### Required action
Print each entry verbatim.

+++ Data

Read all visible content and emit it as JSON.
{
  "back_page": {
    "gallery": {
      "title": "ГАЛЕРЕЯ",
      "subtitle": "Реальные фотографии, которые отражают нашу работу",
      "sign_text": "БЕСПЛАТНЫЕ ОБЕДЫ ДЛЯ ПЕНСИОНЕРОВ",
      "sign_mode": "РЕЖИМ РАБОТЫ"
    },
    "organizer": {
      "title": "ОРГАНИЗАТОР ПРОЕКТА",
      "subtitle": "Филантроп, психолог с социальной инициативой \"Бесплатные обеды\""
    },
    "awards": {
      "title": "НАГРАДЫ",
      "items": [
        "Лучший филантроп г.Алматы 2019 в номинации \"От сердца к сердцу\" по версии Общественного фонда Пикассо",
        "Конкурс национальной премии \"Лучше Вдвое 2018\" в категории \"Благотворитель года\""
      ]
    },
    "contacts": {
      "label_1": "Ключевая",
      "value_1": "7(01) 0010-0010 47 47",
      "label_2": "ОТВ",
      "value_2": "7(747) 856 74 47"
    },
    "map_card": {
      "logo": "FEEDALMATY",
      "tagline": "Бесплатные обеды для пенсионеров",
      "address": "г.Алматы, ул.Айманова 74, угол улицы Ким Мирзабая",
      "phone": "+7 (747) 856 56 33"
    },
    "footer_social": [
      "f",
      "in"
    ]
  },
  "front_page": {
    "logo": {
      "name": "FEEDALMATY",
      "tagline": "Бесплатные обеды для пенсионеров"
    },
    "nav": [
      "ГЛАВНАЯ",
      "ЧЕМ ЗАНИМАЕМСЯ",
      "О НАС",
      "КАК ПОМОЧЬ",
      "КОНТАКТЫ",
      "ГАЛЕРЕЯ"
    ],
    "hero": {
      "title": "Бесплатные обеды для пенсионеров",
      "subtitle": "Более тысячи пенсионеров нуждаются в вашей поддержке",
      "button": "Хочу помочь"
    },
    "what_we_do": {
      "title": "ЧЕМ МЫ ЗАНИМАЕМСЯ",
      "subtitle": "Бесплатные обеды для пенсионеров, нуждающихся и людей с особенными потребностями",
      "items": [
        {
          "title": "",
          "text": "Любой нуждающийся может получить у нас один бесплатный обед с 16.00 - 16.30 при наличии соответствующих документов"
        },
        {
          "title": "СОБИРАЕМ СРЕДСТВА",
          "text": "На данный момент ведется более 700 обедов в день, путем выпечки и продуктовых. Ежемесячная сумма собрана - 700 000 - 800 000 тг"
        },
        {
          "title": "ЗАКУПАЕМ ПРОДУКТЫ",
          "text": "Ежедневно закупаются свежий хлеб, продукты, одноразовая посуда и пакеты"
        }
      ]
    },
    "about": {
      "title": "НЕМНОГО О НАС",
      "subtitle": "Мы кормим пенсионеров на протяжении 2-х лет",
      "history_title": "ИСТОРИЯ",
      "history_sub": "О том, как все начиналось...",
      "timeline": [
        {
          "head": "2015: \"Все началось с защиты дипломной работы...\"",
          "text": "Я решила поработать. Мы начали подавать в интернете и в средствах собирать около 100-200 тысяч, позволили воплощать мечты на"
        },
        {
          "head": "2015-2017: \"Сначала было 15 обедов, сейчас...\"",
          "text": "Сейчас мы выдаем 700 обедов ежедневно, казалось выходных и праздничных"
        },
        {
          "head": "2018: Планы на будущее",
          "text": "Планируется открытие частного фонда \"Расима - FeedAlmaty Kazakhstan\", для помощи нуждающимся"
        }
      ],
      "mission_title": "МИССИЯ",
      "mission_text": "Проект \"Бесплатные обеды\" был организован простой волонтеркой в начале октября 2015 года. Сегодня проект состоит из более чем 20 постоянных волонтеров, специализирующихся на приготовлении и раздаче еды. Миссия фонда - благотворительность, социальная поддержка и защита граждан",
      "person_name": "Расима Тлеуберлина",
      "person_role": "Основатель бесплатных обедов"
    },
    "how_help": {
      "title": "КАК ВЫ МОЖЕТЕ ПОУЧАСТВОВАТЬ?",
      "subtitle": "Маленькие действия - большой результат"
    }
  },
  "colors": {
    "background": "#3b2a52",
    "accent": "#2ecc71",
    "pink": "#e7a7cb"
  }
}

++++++

### Reply
Read all visible content and emit it as JSON.
{
  "back_page": {
    "gallery": {
      "title": "ГАЛЕРЕЯ",
      "subtitle": "Реальные фотографии, которые отражают нашу работу",
      "sign_text": "БЕСПЛАТНЫЕ ОБЕДЫ ДЛЯ ПЕНСИОНЕРОВ",
      "sign_mode": "РЕЖИМ РАБОТЫ"
    },
    "organizer": {
      "title": "ОРГАНИЗАТОР ПРОЕКТА",
      "subtitle": "Филантроп, психолог с социальной инициативой \"Бесплатные обеды\""
    },
    "awards": {
      "title": "НАГРАДЫ",
      "items": [
        "Лучший филантроп г.Алматы 2019 в номинации \"От сердца к сердцу\" по версии Общественного фонда Пикассо",
        "Конкурс национальной премии \"Лучше Вдвое 2018\" в категории \"Благотворитель года\""
      ]
    },
    "contacts": {
      "label_1": "Ключевая",
      "value_1": "7(01) 0010-0010 47 47",
      "label_2": "ОТВ",
      "value_2": "7(747) 856 74 47"
    },
    "map_card": {
      "logo": "FEEDALMATY",
      "tagline": "Бесплатные обеды для пенсионеров",
      "address": "г.Алматы, ул.Айманова 74, угол улицы Ким Мирзабая",
      "phone": "+7 (747) 856 56 33"
    },
    "footer_social": [
      "f",
      "in"
    ]
  },
  "front_page": {
    "logo": {
      "name": "FEEDALMATY",
      "tagline": "Бесплатные обеды для пенсионеров"
    },
    "nav": [
      "ГЛАВНАЯ",
      "ЧЕМ ЗАНИМАЕМСЯ",
      "О НАС",
      "КАК ПОМОЧЬ",
      "КОНТАКТЫ",
      "ГАЛЕРЕЯ"
    ],
    "hero": {
      "title": "Бесплатные обеды для пенсионеров",
      "subtitle": "Более тысячи пенсионеров нуждаются в вашей поддержке",
      "button": "Хочу помочь"
    },
    "what_we_do": {
      "title": "ЧЕМ МЫ ЗАНИМАЕМСЯ",
      "subtitle": "Бесплатные обеды для пенсионеров, нуждающихся и людей с особенными потребностями",
      "items": [
        {
          "title": "",
          "text": "Любой нуждающийся может получить у нас один бесплатный обед с 16.00 - 16.30 при наличии соответствующих документов"
        },
        {
          "title": "СОБИРАЕМ СРЕДСТВА",
          "text": "На данный момент ведется более 700 обедов в день, путем выпечки и продуктовых. Ежемесячная сумма собрана - 700 000 - 800 000 тг"
        },
        {
          "title": "ЗАКУПАЕМ ПРОДУКТЫ",
          "text": "Ежедневно закупаются свежий хлеб, продукты, одноразовая посуда и пакеты"
        }
      ]
    },
    "about": {
      "title": "НЕМНОГО О НАС",
      "subtitle": "Мы кормим пенсионеров на протяжении 2-х лет",
      "history_title": "ИСТОРИЯ",
      "history_sub": "О том, как все начиналось...",
      "timeline": [
        {
          "head": "2015: \"Все началось с защиты дипломной работы...\"",
          "text": "Я решила поработать. Мы начали подавать в интернете и в средствах собирать около 100-200 тысяч, позволили воплощать мечты на"
        },
        {
          "head": "2015-2017: \"Сначала было 15 обедов, сейчас...\"",
          "text": "Сейчас мы выдаем 700 обедов ежедневно, казалось выходных и праздничных"
        },
        {
          "head": "2018: Планы на будущее",
          "text": "Планируется открытие частного фонда \"Расима - FeedAlmaty Kazakhstan\", для помощи нуждающимся"
        }
      ],
      "mission_title": "МИССИЯ",
      "mission_text": "Проект \"Бесплатные обеды\" был организован простой волонтеркой в начале октября 2015 года. Сегодня проект состоит из более чем 20 постоянных волонтеров, специализирующихся на приготовлении и раздаче еды. Миссия фонда - благотворительность, социальная поддержка и защита граждан",
      "person_name": "Расима Тлеуберлина",
      "person_role": "Основатель бесплатных обедов"
    },
    "how_help": {
      "title": "КАК ВЫ МОЖЕТЕ ПОУЧАСТВОВАТЬ?",
      "subtitle": "Маленькие действия - большой результат"
    }
  },
  "colors": {
    "background": "#3b2a52",
    "accent": "#2ecc71",
    "pink": "#e7a7cb"
  }
}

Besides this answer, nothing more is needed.